Colchester was the first capital of Roman Britain, so it makes perfect sense that the U's' crest bears the aquila symbol; it’s just a shame the eagle resembles a hastily cobbled together mosaic.
Either Millwall’s leaping lion is thoroughly up for a scrap – or it wants to give you a great big hug and just has a funny way of showing it. Can anyone really say for sure?
Oh, look, another identikit circular badge with an animal on it. Use your imagination and it could be a giant swift blocking a solar eclipse – but we wish more clubs would use their own imagination in the first place.
75. Crawley Town
A diamond expelling fighter jets, another badge within the badge and – hold up – is that Man United mascot Fred the Red? There’s just too much going on here; time to simplify, Crawley!
74. Wycombe Wanderers
Buckinghamshire’s county emblem has a somewhat confusing history, but Wycombe seemingly didn’t get the memo on one key detail: the swan is supposed to be in the chains, not the other way round…
73. Stoke City

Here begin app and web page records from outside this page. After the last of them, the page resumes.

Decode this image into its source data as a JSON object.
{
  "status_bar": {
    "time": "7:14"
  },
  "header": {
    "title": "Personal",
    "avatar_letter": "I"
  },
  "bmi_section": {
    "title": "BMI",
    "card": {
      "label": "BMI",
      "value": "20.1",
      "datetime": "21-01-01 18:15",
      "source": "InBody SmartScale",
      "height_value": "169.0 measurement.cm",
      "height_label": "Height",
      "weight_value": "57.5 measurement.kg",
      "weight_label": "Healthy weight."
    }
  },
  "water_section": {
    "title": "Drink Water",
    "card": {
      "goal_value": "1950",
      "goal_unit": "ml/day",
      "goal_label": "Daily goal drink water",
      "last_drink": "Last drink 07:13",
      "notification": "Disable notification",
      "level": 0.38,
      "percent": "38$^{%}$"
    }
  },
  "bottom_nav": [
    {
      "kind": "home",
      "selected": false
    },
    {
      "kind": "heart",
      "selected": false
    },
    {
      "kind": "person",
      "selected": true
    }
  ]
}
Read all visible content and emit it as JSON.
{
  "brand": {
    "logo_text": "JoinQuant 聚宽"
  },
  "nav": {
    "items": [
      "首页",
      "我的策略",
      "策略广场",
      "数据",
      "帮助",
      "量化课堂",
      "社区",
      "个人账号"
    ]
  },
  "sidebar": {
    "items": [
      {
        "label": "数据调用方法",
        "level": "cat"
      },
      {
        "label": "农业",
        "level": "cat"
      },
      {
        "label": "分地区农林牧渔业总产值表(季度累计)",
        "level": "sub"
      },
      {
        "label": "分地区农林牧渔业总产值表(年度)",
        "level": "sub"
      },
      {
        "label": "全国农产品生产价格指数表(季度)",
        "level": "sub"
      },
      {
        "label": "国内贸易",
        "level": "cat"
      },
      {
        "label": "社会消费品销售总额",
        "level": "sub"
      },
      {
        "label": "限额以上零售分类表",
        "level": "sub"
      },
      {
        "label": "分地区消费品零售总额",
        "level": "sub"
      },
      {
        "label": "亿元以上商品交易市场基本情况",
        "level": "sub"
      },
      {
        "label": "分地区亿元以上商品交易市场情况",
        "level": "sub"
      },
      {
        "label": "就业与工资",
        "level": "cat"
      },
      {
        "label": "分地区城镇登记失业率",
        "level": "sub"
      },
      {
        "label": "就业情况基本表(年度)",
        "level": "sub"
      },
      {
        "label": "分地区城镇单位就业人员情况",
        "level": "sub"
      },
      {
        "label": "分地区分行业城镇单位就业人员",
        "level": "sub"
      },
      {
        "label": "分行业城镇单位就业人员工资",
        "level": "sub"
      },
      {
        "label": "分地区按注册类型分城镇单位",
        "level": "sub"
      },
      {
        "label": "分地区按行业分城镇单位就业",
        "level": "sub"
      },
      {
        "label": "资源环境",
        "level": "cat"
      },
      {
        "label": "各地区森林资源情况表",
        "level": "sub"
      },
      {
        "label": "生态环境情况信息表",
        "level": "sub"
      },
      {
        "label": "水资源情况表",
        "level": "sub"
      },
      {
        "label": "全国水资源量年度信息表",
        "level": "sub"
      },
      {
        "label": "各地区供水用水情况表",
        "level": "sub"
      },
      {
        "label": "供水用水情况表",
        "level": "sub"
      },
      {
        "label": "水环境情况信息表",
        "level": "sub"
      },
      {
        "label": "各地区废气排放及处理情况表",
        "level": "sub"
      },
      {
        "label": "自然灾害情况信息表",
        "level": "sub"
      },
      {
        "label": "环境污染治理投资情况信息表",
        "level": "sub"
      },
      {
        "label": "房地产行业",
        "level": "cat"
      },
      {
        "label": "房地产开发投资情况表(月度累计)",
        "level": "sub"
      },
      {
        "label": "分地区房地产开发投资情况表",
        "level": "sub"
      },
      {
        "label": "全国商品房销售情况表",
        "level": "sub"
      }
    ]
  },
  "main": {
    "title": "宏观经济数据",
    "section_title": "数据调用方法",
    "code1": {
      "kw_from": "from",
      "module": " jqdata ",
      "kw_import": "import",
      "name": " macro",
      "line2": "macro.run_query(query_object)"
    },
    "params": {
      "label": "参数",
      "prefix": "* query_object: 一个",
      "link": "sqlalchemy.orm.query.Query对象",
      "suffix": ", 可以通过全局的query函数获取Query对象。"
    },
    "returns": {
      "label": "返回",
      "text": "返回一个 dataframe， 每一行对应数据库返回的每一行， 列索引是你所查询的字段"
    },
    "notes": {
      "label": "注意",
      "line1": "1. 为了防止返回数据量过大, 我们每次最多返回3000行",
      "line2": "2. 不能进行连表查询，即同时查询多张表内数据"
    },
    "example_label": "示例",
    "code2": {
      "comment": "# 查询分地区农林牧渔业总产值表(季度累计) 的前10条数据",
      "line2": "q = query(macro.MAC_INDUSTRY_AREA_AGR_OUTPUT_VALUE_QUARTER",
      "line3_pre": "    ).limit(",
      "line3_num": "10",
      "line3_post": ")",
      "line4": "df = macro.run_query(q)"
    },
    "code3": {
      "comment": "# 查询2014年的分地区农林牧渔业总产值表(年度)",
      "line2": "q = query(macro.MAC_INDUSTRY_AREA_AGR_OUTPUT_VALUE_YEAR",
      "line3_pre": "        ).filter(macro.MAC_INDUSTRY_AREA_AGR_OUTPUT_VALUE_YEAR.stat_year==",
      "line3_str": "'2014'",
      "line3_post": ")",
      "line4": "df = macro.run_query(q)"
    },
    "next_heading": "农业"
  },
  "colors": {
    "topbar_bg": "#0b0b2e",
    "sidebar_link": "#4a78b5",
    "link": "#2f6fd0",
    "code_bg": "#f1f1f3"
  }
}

The fonts on the club’s name and foundation date are quite cool, but there’s really nothing spectacular about Stoke’s current badge – a stark contrast to their previous crests, all of which featured local symbology prominently.
72. Newport County
Reformed after going out of business, Newport are the only club in the 92 whose badge displays two foundation dates. As for that shield, do the South Wales outfit have a little-known jousting department…?
71. Hartlepool United
In ditching their old badge – a bright red ship’s wheel centred on a football – Hartlepool have managed to depict the scene where Harry Potter’s Patronus fends off a swarm of Dementors. Different.
Thank you for reading 5 articles this month* Join now for unlimited access
Enjoy your first month for just £1 / $1 / €1
*Read 5 free articles per month without a subscription
Join now for unlimited access
Try first month for just £1 / $1 / €1
Current page: English football badges ranked: 92-71Next Page English football badges ranked: 70-51
Get FourFourTwo Newsletter
The best features, fun and footballing quizzes, straight to your inbox every week.
Tom Hancock started freelancing for FourFourTwo in April 2019 and has also written for The Analyst and When Saturday Comes, among others. He supports Wycombe Wanderers and has a soft spot for Wealdstone. A self-confessed statto, he has been known to watch football with a spreadsheet (or several) open...